DESCRIPTION OF THE TASK:
All of the entries are to be returned word for word.

[Excerpts from an interface dataset]
------------------------

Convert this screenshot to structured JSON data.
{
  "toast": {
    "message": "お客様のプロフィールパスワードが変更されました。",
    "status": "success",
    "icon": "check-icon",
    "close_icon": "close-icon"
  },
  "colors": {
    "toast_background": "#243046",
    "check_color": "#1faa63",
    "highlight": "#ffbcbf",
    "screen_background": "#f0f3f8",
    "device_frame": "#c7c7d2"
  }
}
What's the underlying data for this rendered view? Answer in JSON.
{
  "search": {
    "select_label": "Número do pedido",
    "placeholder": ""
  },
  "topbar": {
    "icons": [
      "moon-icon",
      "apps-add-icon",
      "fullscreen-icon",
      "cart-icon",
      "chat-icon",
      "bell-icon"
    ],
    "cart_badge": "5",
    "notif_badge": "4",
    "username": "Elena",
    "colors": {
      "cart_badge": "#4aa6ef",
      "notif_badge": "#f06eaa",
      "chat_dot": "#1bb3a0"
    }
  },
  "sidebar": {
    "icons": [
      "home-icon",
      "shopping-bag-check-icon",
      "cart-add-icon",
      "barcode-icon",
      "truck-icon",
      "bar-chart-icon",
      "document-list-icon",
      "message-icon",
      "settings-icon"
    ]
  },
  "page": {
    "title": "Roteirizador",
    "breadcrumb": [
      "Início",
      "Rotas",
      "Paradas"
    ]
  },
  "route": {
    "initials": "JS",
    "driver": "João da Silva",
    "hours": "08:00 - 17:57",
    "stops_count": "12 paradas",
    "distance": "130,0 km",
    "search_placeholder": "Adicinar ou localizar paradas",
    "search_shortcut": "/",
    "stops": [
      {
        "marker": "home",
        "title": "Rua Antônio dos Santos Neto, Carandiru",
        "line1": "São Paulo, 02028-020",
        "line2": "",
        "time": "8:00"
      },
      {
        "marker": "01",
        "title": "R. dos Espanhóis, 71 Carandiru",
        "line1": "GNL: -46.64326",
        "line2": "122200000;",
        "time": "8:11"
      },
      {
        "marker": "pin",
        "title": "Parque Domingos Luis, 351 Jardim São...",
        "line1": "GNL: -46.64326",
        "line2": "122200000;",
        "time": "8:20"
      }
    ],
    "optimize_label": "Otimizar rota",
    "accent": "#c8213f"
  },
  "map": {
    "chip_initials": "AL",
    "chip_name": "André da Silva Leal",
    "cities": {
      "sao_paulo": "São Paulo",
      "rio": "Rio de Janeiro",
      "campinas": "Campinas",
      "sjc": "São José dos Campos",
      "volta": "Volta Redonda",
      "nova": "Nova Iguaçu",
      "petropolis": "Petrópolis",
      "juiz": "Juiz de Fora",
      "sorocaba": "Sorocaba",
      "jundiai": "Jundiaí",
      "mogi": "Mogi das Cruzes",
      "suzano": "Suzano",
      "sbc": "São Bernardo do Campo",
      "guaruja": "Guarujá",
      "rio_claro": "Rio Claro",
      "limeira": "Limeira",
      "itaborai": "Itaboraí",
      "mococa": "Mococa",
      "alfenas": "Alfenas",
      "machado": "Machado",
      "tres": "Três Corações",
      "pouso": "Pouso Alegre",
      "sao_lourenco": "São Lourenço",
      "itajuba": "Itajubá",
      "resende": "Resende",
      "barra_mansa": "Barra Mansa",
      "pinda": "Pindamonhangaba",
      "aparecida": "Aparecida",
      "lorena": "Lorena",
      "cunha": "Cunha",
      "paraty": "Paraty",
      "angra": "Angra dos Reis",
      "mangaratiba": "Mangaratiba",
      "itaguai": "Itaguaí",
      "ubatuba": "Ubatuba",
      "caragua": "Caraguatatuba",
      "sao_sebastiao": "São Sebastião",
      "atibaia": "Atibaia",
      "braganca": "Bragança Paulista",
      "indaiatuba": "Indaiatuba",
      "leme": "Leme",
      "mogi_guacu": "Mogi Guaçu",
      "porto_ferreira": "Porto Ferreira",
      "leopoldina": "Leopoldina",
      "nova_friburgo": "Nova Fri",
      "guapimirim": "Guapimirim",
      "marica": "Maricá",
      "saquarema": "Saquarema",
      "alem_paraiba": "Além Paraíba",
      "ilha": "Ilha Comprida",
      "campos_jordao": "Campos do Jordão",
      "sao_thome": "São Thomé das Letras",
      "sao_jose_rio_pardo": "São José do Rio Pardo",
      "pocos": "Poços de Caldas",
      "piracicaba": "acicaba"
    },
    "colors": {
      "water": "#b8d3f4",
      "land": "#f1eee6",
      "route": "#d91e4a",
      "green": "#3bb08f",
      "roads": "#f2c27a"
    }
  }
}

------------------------

PROBLEM SOLUTION:
Convert this screenshot to structured JSON data.
{
  "toast": {
    "message": "お客様のプロフィールパスワードが変更されました。",
    "status": "success",
    "icon": "check-icon",
    "close_icon": "close-icon"
  },
  "colors": {
    "toast_background": "#243046",
    "check_color": "#1faa63",
    "highlight": "#ffbcbf",
    "screen_background": "#f0f3f8",
    "device_frame": "#c7c7d2"
  }
}
What's the underlying data for this rendered view? Answer in JSON.
{
  "search": {
    "select_label": "Número do pedido",
    "placeholder": ""
  },
  "topbar": {
    "icons": [
      "moon-icon",
      "apps-add-icon",
      "fullscreen-icon",
      "cart-icon",
      "chat-icon",
      "bell-icon"
    ],
    "cart_badge": "5",
    "notif_badge": "4",
    "username": "Elena",
    "colors": {
      "cart_badge": "#4aa6ef",
      "notif_badge": "#f06eaa",
      "chat_dot": "#1bb3a0"
    }
  },
  "sidebar": {
    "icons": [
      "home-icon",
      "shopping-bag-check-icon",
      "cart-add-icon",
      "barcode-icon",
      "truck-icon",
      "bar-chart-icon",
      "document-list-icon",
      "message-icon",
      "settings-icon"
    ]
  },
  "page": {
    "title": "Roteirizador",
    "breadcrumb": [
      "Início",
      "Rotas",
      "Paradas"
    ]
  },
  "route": {
    "initials": "JS",
    "driver": "João da Silva",
    "hours": "08:00 - 17:57",
    "stops_count": "12 paradas",
    "distance": "130,0 km",
    "search_placeholder": "Adicinar ou localizar paradas",
    "search_shortcut": "/",
    "stops": [
      {
        "marker": "home",
        "title": "Rua Antônio dos Santos Neto, Carandiru",
        "line1": "São Paulo, 02028-020",
        "line2": "",
        "time": "8:00"
      },
      {
        "marker": "01",
        "title": "R. dos Espanhóis, 71 Carandiru",
        "line1": "GNL: -46.64326",
        "line2": "122200000;",
        "time": "8:11"
      },
      {
        "marker": "pin",
        "title": "Parque Domingos Luis, 351 Jardim São...",
        "line1": "GNL: -46.64326",
        "line2": "122200000;",
        "time": "8:20"
      }
    ],
    "optimize_label": "Otimizar rota",
    "accent": "#c8213f"
  },
  "map": {
    "chip_initials": "AL",
    "chip_name": "André da Silva Leal",
    "cities": {
      "sao_paulo": "São Paulo",
      "rio": "Rio de Janeiro",
      "campinas": "Campinas",
      "sjc": "São José dos Campos",
      "volta": "Volta Redonda",
      "nova": "Nova Iguaçu",
      "petropolis": "Petrópolis",
      "juiz": "Juiz de Fora",
      "sorocaba": "Sorocaba",
      "jundiai": "Jundiaí",
      "mogi": "Mogi das Cruzes",
      "suzano": "Suzano",
      "sbc": "São Bernardo do Campo",
      "guaruja": "Guarujá",
      "rio_claro": "Rio Claro",
      "limeira": "Limeira",
      "itaborai": "Itaboraí",
      "mococa": "Mococa",
      "alfenas": "Alfenas",
      "machado": "Machado",
      "tres": "Três Corações",
      "pouso": "Pouso Alegre",
      "sao_lourenco": "São Lourenço",
      "itajuba": "Itajubá",
      "resende": "Resende",
      "barra_mansa": "Barra Mansa",
      "pinda": "Pindamonhangaba",
      "aparecida": "Aparecida",
      "lorena": "Lorena",
      "cunha": "Cunha",
      "paraty": "Paraty",
      "angra": "Angra dos Reis",
      "mangaratiba": "Mangaratiba",
      "itaguai": "Itaguaí",
      "ubatuba": "Ubatuba",
      "caragua": "Caraguatatuba",
      "sao_sebastiao": "São Sebastião",
      "atibaia": "Atibaia",
      "braganca": "Bragança Paulista",
      "indaiatuba": "Indaiatuba",
      "leme": "Leme",
      "mogi_guacu": "Mogi Guaçu",
      "porto_ferreira": "Porto Ferreira",
      "leopoldina": "Leopoldina",
      "nova_friburgo": "Nova Fri",
      "guapimirim": "Guapimirim",
      "marica": "Maricá",
      "saquarema": "Saquarema",
      "alem_paraiba": "Além Paraíba",
      "ilha": "Ilha Comprida",
      "campos_jordao": "Campos do Jordão",
      "sao_thome": "São Thomé das Letras",
      "sao_jose_rio_pardo": "São José do Rio Pardo",
      "pocos": "Poços de Caldas",
      "piracicaba": "acicaba"
    },
    "colors": {
      "water": "#b8d3f4",
      "land": "#f1eee6",
      "route": "#d91e4a",
      "green": "#3bb08f",
      "roads": "#f2c27a"
    }
  }
}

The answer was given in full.